Problem details:
The full set of entries below, restated word for word and stripped of images, is the expected result.

Extracted material:

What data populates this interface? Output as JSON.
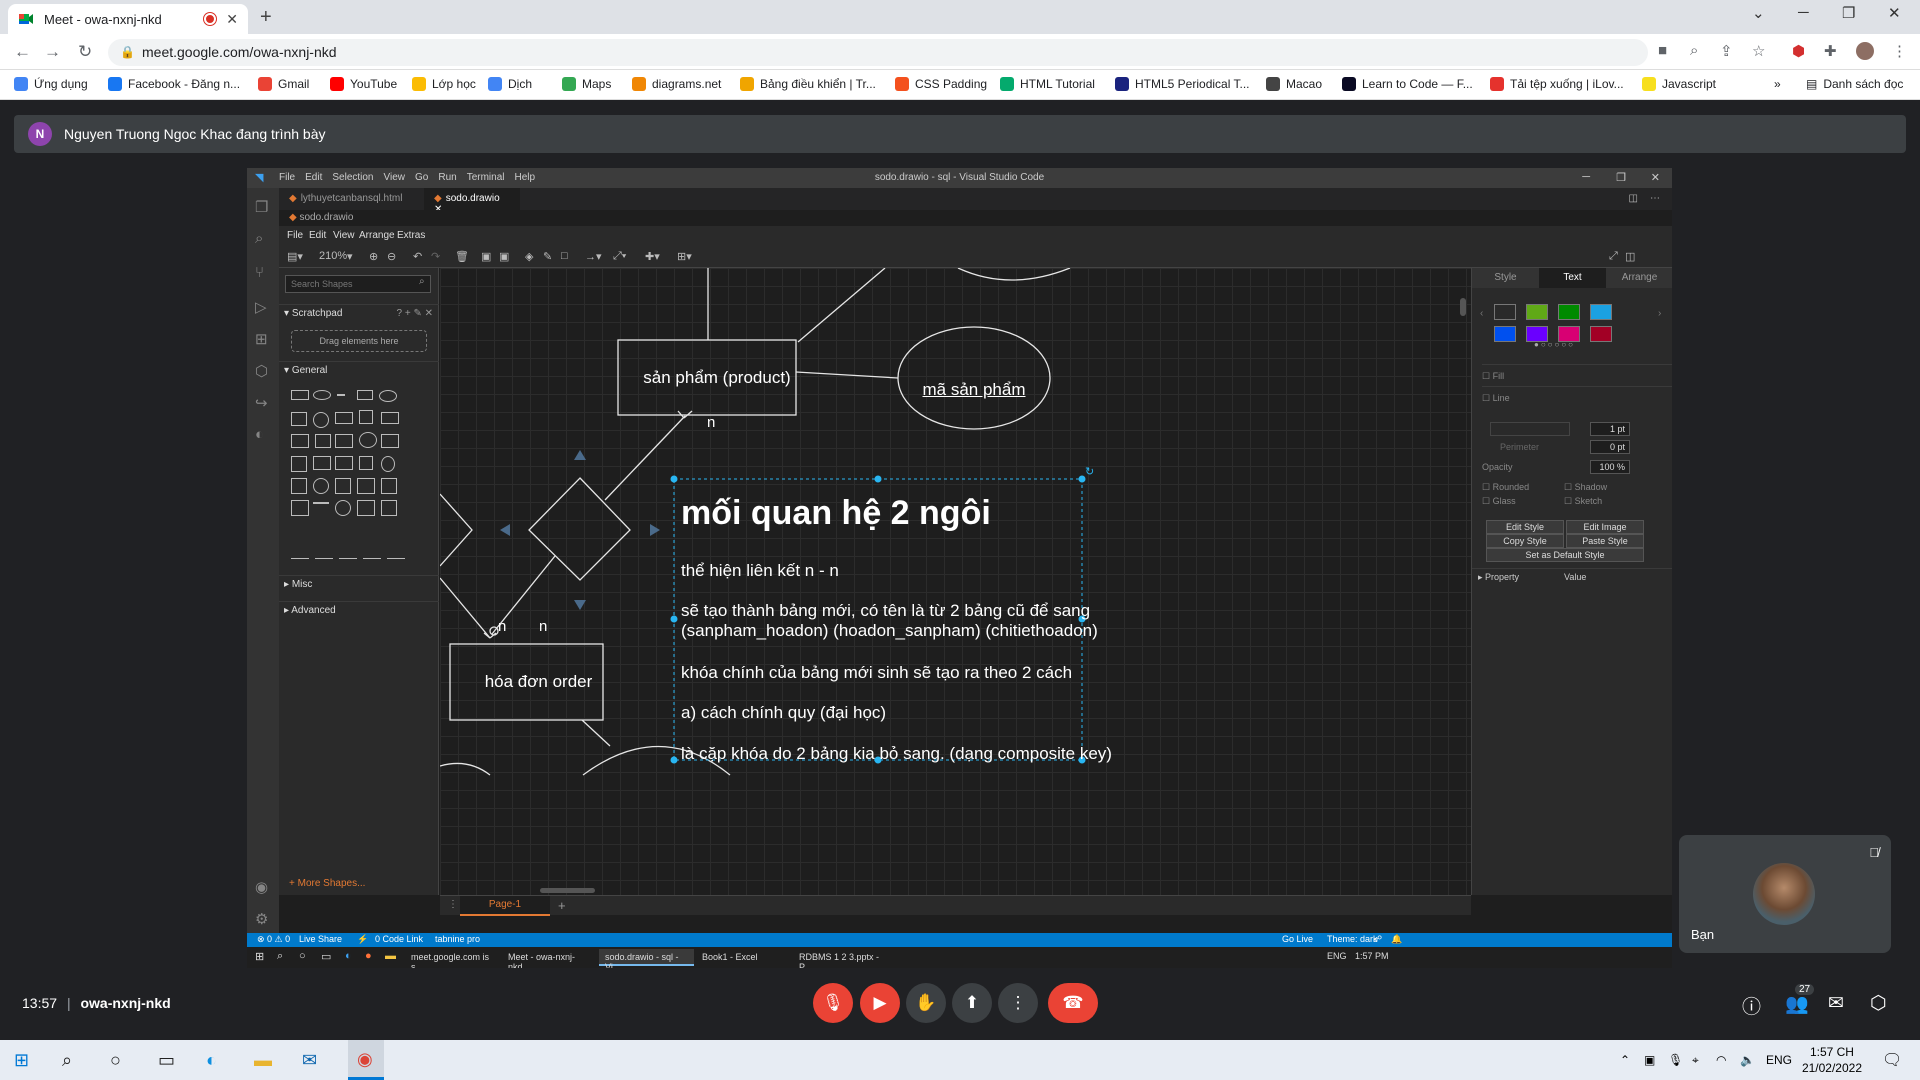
{
  "chrome": {
    "tab_title": "Meet - owa-nxnj-nkd",
    "url": "meet.google.com/owa-nxnj-nkd",
    "bookmarks": [
      {
        "label": "Ứng dụng",
        "color": "#4285f4"
      },
      {
        "label": "Facebook - Đăng n...",
        "color": "#1877f2"
      },
      {
        "label": "Gmail",
        "color": "#ea4335"
      },
      {
        "label": "YouTube",
        "color": "#ff0000"
      },
      {
        "label": "Lớp học",
        "color": "#fbbc04"
      },
      {
        "label": "Dịch",
        "color": "#4285f4"
      },
      {
        "label": "Maps",
        "color": "#34a853"
      },
      {
        "label": "diagrams.net",
        "color": "#f08705"
      },
      {
        "label": "Bảng điều khiển | Tr...",
        "color": "#f0a500"
      },
      {
        "label": "CSS Padding",
        "color": "#f4511e"
      },
      {
        "label": "HTML Tutorial",
        "color": "#04aa6d"
      },
      {
        "label": "HTML5 Periodical T...",
        "color": "#1a237e"
      },
      {
        "label": "Macao",
        "color": "#444444"
      },
      {
        "label": "Learn to Code — F...",
        "color": "#0a0a23"
      },
      {
        "label": "Tải tệp xuống | iLov...",
        "color": "#e5322d"
      },
      {
        "label": "Javascript",
        "color": "#f7df1e"
      }
    ],
    "bookmarks_more": "»",
    "reading_list": "Danh sách đọc"
  },
  "meet": {
    "presenter_initial": "N",
    "presenter_text": "Nguyen Truong Ngoc Khac đang trình bày",
    "self_name": "Bạn",
    "time": "13:57",
    "separator": "|",
    "meeting_code": "owa-nxnj-nkd",
    "participants_count": "27"
  },
  "vscode": {
    "menu": [
      "File",
      "Edit",
      "Selection",
      "View",
      "Go",
      "Run",
      "Terminal",
      "Help"
    ],
    "window_title": "sodo.drawio - sql - Visual Studio Code",
    "tabs": [
      {
        "label": "lythuyetcanbansql.html",
        "active": false
      },
      {
        "label": "sodo.drawio",
        "active": true
      }
    ],
    "breadcrumb": "sodo.drawio",
    "status": {
      "errors": "⊗ 0 ⚠ 0",
      "live_share": "Live Share",
      "code_link": "0 Code Link",
      "tabnine": "tabnine pro",
      "go_live": "Go Live",
      "theme": "Theme: dark"
    }
  },
  "drawio": {
    "menu": [
      "File",
      "Edit",
      "View",
      "Arrange",
      "Extras"
    ],
    "zoom": "210%",
    "search_placeholder": "Search Shapes",
    "scratchpad_label": "Scratchpad",
    "scratchpad_drop": "Drag elements here",
    "general_label": "General",
    "misc_label": "Misc",
    "advanced_label": "Advanced",
    "more_shapes": "+ More Shapes...",
    "page_tab": "Page-1",
    "format_tabs": [
      "Style",
      "Text",
      "Arrange"
    ],
    "fill_label": "Fill",
    "line_label": "Line",
    "line_width": "1 pt",
    "perimeter_label": "Perimeter",
    "perimeter_value": "0 pt",
    "opacity_label": "Opacity",
    "opacity_value": "100 %",
    "rounded_label": "Rounded",
    "shadow_label": "Shadow",
    "glass_label": "Glass",
    "sketch_label": "Sketch",
    "buttons": [
      "Edit Style",
      "Edit Image",
      "Copy Style",
      "Paste Style",
      "Set as Default Style"
    ],
    "property_label": "Property",
    "value_label": "Value",
    "swatch_colors": [
      "#2a2a2a",
      "#60a917",
      "#008a00",
      "#1ba1e2",
      "#0050ef",
      "#6a00ff",
      "#d80073",
      "#a20025"
    ]
  },
  "diagram": {
    "product_box": "sản phẩm (product)",
    "product_attr": "mã sản phẩm",
    "order_box": "hóa đơn order",
    "card_n1": "n",
    "card_n2": "n",
    "card_n3": "n",
    "title": "mối quan hệ 2 ngôi",
    "lines": [
      "thể hiện liên kết  n - n",
      "sẽ tạo thành bảng mới, có tên là từ 2 bảng cũ để sang",
      "(sanpham_hoadon) (hoadon_sanpham)  (chitiethoadon)",
      "khóa chính của bảng mới sinh sẽ tạo ra theo 2 cách",
      "a) cách chính quy (đại học)",
      "là cặp khóa do 2 bảng kia bỏ sang. (dạng composite key)"
    ]
  },
  "inner_taskbar": {
    "items": [
      "meet.google.com is s...",
      "Meet - owa-nxnj-nkd...",
      "sodo.drawio - sql - Vi...",
      "Book1 - Excel",
      "RDBMS 1 2 3.pptx - P..."
    ],
    "lang": "ENG",
    "clock": "1:57 PM"
  },
  "win_taskbar": {
    "lang": "ENG",
    "time": "1:57 CH",
    "date": "21/02/2022"
  }
}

Output for this exercise:
What data populates this interface? Output as JSON.
{
  "chrome": {
    "tab_title": "Meet - owa-nxnj-nkd",
    "url": "meet.google.com/owa-nxnj-nkd",
    "bookmarks": [
      {
        "label": "Ứng dụng",
        "color": "#4285f4"
      },
      {
        "label": "Facebook - Đăng n...",
        "color": "#1877f2"
      },
      {
        "label": "Gmail",
        "color": "#ea4335"
      },
      {
        "label": "YouTube",
        "color": "#ff0000"
      },
      {
        "label": "Lớp học",
        "color": "#fbbc04"
      },
      {
        "label": "Dịch",
        "color": "#4285f4"
      },
      {
        "label": "Maps",
        "color": "#34a853"
      },
      {
        "label": "diagrams.net",
        "color": "#f08705"
      },
      {
        "label": "Bảng điều khiển | Tr...",
        "color": "#f0a500"
      },
      {
        "label": "CSS Padding",
        "color": "#f4511e"
      },
      {
        "label": "HTML Tutorial",
        "color": "#04aa6d"
      },
      {
        "label": "HTML5 Periodical T...",
        "color": "#1a237e"
      },
      {
        "label": "Macao",
        "color": "#444444"
      },
      {
        "label": "Learn to Code — F...",
        "color": "#0a0a23"
      },
      {
        "label": "Tải tệp xuống | iLov...",
        "color": "#e5322d"
      },
      {
        "label": "Javascript",
        "color": "#f7df1e"
      }
    ],
    "bookmarks_more": "»",
    "reading_list": "Danh sách đọc"
  },
  "meet": {
    "presenter_initial": "N",
    "presenter_text": "Nguyen Truong Ngoc Khac đang trình bày",
    "self_name": "Bạn",
    "time": "13:57",
    "separator": "|",
    "meeting_code": "owa-nxnj-nkd",
    "participants_count": "27"
  },
  "vscode": {
    "menu": [
      "File",
      "Edit",
      "Selection",
      "View",
      "Go",
      "Run",
      "Terminal",
      "Help"
    ],
    "window_title": "sodo.drawio - sql - Visual Studio Code",
    "tabs": [
      {
        "label": "lythuyetcanbansql.html",
        "active": false
      },
      {
        "label": "sodo.drawio",
        "active": true
      }
    ],
    "breadcrumb": "sodo.drawio",
    "status": {
      "errors": "⊗ 0 ⚠ 0",
      "live_share": "Live Share",
      "code_link": "0 Code Link",
      "tabnine": "tabnine pro",
      "go_live": "Go Live",
      "theme": "Theme: dark"
    }
  },
  "drawio": {
    "menu": [
      "File",
      "Edit",
      "View",
      "Arrange",
      "Extras"
    ],
    "zoom": "210%",
    "search_placeholder": "Search Shapes",
    "scratchpad_label": "Scratchpad",
    "scratchpad_drop": "Drag elements here",
    "general_label": "General",
    "misc_label": "Misc",
    "advanced_label": "Advanced",
    "more_shapes": "+ More Shapes...",
    "page_tab": "Page-1",
    "format_tabs": [
      "Style",
      "Text",
      "Arrange"
    ],
    "fill_label": "Fill",
    "line_label": "Line",
    "line_width": "1 pt",
    "perimeter_label": "Perimeter",
    "perimeter_value": "0 pt",
    "opacity_label": "Opacity",
    "opacity_value": "100 %",
    "rounded_label": "Rounded",
    "shadow_label": "Shadow",
    "glass_label": "Glass",
    "sketch_label": "Sketch",
    "buttons": [
      "Edit Style",
      "Edit Image",
      "Copy Style",
      "Paste Style",
      "Set as Default Style"
    ],
    "property_label": "Property",
    "value_label": "Value",
    "swatch_colors": [
      "#2a2a2a",
      "#60a917",
      "#008a00",
      "#1ba1e2",
      "#0050ef",
      "#6a00ff",
      "#d80073",
      "#a20025"
    ]
  },
  "diagram": {
    "product_box": "sản phẩm (product)",
    "product_attr": "mã sản phẩm",
    "order_box": "hóa đơn order",
    "card_n1": "n",
    "card_n2": "n",
    "card_n3": "n",
    "title": "mối quan hệ 2 ngôi",
    "lines": [
      "thể hiện liên kết  n - n",
      "sẽ tạo thành bảng mới, có tên là từ 2 bảng cũ để sang",
      "(sanpham_hoadon) (hoadon_sanpham)  (chitiethoadon)",
      "khóa chính của bảng mới sinh sẽ tạo ra theo 2 cách",
      "a) cách chính quy (đại học)",
      "là cặp khóa do 2 bảng kia bỏ sang. (dạng composite key)"
    ]
  },
  "inner_taskbar": {
    "items": [
      "meet.google.com is s...",
      "Meet - owa-nxnj-nkd...",
      "sodo.drawio - sql - Vi...",
      "Book1 - Excel",
      "RDBMS 1 2 3.pptx - P..."
    ],
    "lang": "ENG",
    "clock": "1:57 PM"
  },
  "win_taskbar": {
    "lang": "ENG",
    "time": "1:57 CH",
    "date": "21/02/2022"
  }
}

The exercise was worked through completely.